◆ Problem statement ◆
If a line below contains "Candidate", count it; then state how many such lines there are, and nothing else.

◆ Data shown ◆

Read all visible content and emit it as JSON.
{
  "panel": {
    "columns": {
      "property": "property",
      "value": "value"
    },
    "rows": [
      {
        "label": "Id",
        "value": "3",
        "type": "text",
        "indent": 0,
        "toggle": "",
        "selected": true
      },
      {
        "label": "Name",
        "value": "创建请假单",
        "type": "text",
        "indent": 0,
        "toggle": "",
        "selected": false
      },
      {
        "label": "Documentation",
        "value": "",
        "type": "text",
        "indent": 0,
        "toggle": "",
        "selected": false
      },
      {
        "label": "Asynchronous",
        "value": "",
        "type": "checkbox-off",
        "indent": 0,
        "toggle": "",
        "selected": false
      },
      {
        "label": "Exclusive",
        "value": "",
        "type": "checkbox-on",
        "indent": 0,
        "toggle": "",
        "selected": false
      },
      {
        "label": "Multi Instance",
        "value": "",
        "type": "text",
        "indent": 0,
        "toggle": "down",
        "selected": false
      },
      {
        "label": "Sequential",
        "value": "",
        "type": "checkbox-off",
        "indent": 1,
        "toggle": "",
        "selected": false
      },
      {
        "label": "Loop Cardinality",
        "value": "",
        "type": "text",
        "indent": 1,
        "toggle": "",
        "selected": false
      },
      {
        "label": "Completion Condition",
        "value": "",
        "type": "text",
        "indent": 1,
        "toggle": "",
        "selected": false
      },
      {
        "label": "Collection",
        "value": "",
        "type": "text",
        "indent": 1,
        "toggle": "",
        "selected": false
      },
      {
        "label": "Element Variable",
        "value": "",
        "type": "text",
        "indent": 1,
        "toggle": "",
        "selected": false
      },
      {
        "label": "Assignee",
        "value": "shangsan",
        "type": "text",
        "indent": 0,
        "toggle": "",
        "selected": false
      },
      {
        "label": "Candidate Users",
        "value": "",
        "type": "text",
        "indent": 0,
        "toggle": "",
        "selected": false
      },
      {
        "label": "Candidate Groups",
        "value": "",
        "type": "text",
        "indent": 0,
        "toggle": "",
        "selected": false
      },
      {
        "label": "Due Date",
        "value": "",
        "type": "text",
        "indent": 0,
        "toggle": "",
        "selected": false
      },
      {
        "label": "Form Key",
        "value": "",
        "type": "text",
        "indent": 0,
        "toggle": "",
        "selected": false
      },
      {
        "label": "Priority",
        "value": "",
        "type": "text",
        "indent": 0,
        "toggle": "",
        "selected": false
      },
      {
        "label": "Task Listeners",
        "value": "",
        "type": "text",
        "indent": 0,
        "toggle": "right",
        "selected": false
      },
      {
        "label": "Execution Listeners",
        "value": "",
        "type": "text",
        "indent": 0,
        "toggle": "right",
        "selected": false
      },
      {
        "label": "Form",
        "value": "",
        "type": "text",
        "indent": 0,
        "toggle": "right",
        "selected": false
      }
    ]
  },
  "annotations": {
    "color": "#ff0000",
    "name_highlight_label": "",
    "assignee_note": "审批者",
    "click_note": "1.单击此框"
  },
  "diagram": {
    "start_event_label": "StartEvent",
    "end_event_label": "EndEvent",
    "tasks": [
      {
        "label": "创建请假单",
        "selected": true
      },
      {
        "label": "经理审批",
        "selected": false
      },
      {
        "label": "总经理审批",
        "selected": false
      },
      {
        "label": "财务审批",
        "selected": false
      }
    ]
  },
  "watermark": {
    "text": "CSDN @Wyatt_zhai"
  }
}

◆ Response to the exercise ◆
2